  • Filchakova, Olena (PI)

Project: Monitored by Research Administration

Project Details

Grant Program

Faculty Development Competitive Research Grants Program 2022-2024

Project Description

Coronovirus disease 2019 (COVID-19) is a pandemic disease that emerged less than two years ago and already changed the lives of all people. The disease is caused by a novel virus, Severe Acute Respiratory Syndrome Coronovirus 2 (SARS-CoV-2) that belongs to family Coronaviridae, subfamily Orthocoronavirus, genus Betacoronavirus, subgenus Sarbecovirus. The virus is similar to SARS-CoV virus which caused SARS outbreak in 2002-2003 [1]. The virus is a positive-sense, single-stranded RNA virus, containing 29903 nucleotides.
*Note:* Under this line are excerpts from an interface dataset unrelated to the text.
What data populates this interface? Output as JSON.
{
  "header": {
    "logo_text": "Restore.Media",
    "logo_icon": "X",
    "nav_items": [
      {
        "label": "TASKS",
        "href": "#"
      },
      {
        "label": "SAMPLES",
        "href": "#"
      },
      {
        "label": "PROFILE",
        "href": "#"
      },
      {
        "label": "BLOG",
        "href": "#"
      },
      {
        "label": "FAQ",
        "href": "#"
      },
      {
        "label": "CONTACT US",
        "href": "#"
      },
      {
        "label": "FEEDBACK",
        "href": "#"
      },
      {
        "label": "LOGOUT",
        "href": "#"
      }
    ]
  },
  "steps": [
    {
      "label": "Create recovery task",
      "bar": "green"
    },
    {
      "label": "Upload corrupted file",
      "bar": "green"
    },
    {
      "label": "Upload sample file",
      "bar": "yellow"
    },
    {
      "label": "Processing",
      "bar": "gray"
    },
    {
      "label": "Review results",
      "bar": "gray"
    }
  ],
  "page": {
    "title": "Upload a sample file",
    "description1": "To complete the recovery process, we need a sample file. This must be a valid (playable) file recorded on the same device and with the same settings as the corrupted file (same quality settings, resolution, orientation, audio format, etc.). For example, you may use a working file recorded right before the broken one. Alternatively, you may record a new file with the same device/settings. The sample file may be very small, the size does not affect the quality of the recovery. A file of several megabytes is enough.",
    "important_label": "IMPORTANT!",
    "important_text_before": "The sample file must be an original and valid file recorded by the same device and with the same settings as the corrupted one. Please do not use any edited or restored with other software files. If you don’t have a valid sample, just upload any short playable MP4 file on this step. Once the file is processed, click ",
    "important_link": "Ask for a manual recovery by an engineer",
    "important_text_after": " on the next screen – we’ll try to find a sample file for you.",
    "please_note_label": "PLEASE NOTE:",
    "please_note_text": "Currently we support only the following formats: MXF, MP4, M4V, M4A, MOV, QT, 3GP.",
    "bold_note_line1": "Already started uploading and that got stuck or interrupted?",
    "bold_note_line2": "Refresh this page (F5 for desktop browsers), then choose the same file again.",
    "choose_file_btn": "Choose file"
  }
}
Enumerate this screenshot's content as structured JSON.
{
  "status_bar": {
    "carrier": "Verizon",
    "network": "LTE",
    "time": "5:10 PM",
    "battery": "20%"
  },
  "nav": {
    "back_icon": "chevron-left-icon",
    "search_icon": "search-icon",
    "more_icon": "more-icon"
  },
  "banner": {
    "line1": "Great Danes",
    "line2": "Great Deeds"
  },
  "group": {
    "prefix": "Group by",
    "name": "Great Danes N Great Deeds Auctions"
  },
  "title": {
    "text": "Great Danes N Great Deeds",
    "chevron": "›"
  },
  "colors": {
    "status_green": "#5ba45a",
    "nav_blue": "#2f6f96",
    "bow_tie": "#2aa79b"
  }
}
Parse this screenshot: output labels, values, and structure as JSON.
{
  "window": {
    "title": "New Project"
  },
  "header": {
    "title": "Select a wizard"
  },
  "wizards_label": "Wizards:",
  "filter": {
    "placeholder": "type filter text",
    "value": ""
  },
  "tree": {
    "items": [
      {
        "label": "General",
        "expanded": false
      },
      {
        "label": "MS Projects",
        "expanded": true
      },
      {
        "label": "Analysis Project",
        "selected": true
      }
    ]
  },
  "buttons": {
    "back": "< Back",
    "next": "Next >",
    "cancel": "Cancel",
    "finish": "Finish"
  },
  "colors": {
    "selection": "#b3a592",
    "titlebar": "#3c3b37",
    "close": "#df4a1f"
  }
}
The viral genome contains a 5’-untranslated region (5’-UTR), ORF1ab coding for 16 nonstructural proteins and occupying two thirds of the genome, four structural genes including Spike surface glycoprotein gene (S gene), Envelope gene (E gene), Matrix gene (M gene), Nucleocapsid phosphoprotein gene (N gene), and several open reading frames with debatable annotations at the 3’- end [2]. Overall, viral genome codes for ~ 30 mature proteins. Function of some but not all protein product of the viral genome is characterized. For example, nonstructural proteins coded by ORF1a control genome, while nonstructural proteins coded by ORF1b are involved in replication. There is still much to learn regarding the functions and host-specific effect of viral proteins. The COVID-19 disease primarily affects respiratory system with variable symptoms ranging from mild cough to pneumonia [3]. Besides well-known effect on respiratory system, many reports suggest that SARS-CoV-2 virus is capable of targeting nervous system. First of all, many disease-affected people develop anosmia, while other suffer from different neurological symptoms [4,5]. Secondly, virus was detected within brain and cerebrospinal fluid in postmortem samples [6]. Lastly, the receptors with which virus gets access to the cell are present within neurons and glial cell [7]. The neurological problems observed in people affected by COVID-19 include anosmia, ageusia or dysgeusia, headache, stroke, seizure, and Guillain-Barre syndrome [8]. Anosmia is by far one of the most prominent symptoms suggesting involvement of nervous system in the COVID-19 pathogenesis [9]. Recent study by Meihardt et al. where post-mortem tissues were analyzed by quantitative real-time PCR (RTRqPCR) [10] demonstrated presence of viral RNA in olfactory mucosa in 20 out of 30 samples. This study suggests olfactory route used by virus to enter CNS. The cellular consequences of viral entry to the CNS as well as mechanism of cellular entry and types of affected cells are not well understood at the moment. There are multiple routes through which virus can gain an access to the cell, including neuronal and glial cell. The most well described route is through angiotensin-converting enzyme-2 (ACE-2) receptor [11]. However, there is very limited expression of ACE-2 within brain [12]. Recently proposed Neuropilin receptor is another possible entrance route for virus [13,14]. Besides this, there are suggestions that nicotinic acetylcholine receptors could play role in a viral cycle [15]. The cellular mechanisms triggered by viral entry into the neuronal cells are unknown but are crucial to understand. In the current proposal we are aiming at investigating the effect of protein components of SARS-CoV-2 virus on neurons and glial cells.
Effective start/end date1/1/2212/31/24


  • SARS-CoV-2, nucleocapsid protein, glial cells, cytokines


Explore the research topics touched on by this project. These labels are generated based on the underlying awards/grants. Together they form a unique fingerprint.